In 2004, Roberta Di Filippo and Roberto Salvischiani founded studio raro, an architecture and visual communications practice. The firm won the design commission to modernize and extend the Hotel Garden at Pieve di Ledro, a tourist resort near Lake Ledro, in Italy’s Trentino-Alto Adige region.
Conceived to improve tourist flows to mountainous areas, cater to emerging hospitality sector needs and foster a relationship with nature, the commission regarded a building in the old town dating back to the 18th Century. The main building was originally characterized by a stone structure and thatched pitched roof. Over the centuries, a number of extensions modified the original layout.
The studio raro design raised the building to restore a unified and orderly interpretation from all sides, adding one floor to the main wing and two floors to the secondary wing. Pre-existing exterior surfaces were renovated with limestone-colored plaster; the new annexes are wooden structures clad with “straw” panels made out of marsh reeds, referencing the original roof. The building’s elevations are dotted with ample windows and wooden niches, lightening the volume and creating an interplay of lights and shadows. The flat roof is topped with green terraces, veritable gardens complete with planted trees.

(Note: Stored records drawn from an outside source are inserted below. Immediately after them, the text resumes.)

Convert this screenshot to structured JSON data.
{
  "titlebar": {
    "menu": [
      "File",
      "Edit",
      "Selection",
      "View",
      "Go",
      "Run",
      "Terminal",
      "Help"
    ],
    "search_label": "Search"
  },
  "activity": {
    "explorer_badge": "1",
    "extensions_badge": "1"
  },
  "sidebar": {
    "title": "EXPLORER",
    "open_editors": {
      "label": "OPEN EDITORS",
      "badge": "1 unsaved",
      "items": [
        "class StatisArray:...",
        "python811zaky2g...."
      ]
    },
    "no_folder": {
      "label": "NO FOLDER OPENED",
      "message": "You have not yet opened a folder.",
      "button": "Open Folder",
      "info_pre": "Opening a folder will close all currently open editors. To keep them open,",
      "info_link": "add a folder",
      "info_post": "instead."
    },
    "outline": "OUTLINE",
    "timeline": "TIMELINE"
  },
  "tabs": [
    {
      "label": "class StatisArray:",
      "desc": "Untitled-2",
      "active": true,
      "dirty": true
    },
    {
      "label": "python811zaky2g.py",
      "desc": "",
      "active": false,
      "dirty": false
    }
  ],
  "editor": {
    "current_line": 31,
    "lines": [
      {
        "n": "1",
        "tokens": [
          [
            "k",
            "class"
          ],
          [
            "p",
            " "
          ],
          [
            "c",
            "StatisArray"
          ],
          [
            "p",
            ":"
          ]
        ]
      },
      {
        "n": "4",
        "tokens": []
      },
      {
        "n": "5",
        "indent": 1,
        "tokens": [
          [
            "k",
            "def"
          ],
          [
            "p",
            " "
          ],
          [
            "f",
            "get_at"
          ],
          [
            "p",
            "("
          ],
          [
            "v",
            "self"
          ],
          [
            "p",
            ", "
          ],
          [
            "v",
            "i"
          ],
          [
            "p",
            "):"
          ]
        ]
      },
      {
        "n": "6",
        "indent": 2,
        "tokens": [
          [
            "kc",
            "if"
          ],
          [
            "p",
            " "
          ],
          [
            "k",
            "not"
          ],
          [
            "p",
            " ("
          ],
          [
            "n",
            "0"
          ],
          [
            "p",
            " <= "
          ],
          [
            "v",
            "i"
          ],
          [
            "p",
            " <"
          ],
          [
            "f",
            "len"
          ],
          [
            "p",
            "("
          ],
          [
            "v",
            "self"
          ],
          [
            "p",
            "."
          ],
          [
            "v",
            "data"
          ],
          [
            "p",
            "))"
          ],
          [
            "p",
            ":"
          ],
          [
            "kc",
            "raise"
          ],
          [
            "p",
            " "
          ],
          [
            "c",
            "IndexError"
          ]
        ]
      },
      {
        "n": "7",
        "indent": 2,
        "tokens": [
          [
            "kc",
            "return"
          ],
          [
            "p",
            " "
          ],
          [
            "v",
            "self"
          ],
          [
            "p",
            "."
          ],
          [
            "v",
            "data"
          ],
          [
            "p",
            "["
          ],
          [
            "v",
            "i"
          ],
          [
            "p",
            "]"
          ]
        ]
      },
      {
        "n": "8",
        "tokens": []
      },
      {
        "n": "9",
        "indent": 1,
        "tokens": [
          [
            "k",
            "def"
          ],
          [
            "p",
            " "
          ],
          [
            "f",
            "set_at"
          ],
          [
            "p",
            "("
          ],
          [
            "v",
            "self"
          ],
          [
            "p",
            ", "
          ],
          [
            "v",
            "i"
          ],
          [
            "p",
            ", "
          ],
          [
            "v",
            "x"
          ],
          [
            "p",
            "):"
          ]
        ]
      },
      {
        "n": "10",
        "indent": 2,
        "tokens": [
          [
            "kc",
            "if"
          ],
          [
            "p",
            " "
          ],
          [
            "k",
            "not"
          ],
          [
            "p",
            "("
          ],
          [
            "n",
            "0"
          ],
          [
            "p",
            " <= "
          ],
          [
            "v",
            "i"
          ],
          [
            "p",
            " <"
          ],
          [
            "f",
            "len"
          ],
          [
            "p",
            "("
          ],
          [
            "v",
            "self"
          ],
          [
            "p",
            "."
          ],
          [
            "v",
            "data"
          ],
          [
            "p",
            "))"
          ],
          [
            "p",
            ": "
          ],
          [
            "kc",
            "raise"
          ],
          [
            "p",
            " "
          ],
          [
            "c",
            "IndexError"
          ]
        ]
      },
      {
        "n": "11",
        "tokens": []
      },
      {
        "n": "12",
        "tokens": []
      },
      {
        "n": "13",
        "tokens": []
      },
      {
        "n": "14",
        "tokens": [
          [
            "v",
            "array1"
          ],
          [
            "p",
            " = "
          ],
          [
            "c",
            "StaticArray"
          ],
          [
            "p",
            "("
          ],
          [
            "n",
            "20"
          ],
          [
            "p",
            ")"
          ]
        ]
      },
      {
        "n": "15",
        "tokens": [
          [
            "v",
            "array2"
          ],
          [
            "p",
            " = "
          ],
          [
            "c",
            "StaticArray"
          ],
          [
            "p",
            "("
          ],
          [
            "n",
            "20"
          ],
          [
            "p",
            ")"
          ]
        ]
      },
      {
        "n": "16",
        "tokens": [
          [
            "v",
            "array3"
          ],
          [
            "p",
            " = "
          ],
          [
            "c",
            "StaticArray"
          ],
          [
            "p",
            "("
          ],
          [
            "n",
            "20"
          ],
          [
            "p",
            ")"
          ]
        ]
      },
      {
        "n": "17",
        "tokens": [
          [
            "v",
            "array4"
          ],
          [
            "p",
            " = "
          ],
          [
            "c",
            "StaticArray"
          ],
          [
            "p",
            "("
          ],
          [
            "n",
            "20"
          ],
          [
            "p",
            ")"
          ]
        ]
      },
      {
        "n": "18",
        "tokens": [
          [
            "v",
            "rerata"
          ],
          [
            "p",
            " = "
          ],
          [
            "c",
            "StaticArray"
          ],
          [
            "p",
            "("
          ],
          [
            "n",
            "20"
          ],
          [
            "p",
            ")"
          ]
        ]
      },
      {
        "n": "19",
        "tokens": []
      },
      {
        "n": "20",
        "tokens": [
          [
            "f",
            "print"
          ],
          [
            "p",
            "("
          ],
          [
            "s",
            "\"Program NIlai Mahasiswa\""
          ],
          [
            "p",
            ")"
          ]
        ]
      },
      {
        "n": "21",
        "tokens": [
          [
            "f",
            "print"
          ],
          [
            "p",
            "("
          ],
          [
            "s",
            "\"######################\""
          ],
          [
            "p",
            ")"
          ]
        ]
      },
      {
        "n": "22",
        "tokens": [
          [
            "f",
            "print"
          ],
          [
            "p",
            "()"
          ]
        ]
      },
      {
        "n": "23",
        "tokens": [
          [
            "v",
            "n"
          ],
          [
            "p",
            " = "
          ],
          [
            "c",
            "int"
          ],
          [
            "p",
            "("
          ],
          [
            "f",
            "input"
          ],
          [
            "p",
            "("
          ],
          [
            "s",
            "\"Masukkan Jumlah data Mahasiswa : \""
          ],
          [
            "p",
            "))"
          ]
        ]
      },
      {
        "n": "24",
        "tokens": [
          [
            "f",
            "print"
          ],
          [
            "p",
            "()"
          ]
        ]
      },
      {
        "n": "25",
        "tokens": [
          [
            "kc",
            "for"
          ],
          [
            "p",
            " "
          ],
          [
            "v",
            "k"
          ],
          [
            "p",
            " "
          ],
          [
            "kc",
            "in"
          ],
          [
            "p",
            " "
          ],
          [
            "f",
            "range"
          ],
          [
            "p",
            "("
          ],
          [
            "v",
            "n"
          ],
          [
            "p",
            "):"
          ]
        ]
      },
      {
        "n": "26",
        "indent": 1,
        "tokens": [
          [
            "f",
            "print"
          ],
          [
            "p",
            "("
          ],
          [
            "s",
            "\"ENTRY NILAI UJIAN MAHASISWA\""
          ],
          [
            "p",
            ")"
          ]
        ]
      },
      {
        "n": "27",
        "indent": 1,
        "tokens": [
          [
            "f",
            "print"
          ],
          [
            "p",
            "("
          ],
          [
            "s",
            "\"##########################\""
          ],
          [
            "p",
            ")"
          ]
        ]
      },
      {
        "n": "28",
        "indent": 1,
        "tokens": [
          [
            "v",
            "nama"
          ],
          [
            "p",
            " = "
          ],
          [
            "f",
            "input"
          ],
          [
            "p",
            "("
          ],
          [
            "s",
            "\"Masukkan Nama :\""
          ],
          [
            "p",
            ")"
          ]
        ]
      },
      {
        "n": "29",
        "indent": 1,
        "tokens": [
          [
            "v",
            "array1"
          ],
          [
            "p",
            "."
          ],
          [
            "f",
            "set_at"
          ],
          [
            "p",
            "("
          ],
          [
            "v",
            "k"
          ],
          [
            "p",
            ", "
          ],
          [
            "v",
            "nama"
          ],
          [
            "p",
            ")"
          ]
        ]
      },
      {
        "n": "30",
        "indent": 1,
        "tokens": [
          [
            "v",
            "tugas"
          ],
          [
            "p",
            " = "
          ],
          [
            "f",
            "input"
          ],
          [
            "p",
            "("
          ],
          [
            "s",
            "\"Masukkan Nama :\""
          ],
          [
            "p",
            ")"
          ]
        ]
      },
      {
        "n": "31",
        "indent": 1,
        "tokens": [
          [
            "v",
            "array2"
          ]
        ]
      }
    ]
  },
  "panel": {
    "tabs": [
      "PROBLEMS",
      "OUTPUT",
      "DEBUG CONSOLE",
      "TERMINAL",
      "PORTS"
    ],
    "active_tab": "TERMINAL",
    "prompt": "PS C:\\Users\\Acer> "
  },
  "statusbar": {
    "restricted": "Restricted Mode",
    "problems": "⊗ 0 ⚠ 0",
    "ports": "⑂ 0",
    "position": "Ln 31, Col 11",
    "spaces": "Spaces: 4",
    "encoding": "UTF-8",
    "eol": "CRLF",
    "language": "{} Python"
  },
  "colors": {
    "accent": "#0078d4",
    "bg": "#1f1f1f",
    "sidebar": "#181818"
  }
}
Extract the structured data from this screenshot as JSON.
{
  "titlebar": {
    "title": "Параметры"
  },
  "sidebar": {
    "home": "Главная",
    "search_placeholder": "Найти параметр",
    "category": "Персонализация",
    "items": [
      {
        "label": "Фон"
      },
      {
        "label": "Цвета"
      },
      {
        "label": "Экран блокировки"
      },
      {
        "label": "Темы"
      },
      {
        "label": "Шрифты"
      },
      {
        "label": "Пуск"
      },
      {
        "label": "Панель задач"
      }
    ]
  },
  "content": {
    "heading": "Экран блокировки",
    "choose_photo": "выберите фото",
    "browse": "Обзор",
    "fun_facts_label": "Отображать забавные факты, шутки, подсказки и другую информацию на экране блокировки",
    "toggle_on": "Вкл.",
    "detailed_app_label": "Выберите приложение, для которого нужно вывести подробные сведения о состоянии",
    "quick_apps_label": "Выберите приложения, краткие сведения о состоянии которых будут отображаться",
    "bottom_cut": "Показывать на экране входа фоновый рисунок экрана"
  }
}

Taking their cue from the mountainous slope behind the building, the architects designed and built 10 tree houses, accessed via a pathway that “mimics” the chorography of the existing contours. These small volumes reprise shapes and materials from the main project, including burnt or dark varnished wood paneling, and decorated or perforated full planks that allow light to filter in. Large windows emphasize contact with the surrounding forest. Structures are supported by a central dark painted metal pylon, anchored to the ground via a reinforced concrete plinth and plates affixed to the rock.
As a whole, the project was conceived to give the Hotel Garden a strong architectural identity without being an invasive presence in the landscape. To achieve this, the façades are plastered in the same hues as the church and the town center, while the green roof and straw cladding all characterize the extension in a discreet and elegant manner. The tree houses follow the same principles: dark wooden external surfaces harmonize with the location, embellishing it with this new, fully-integrated presence.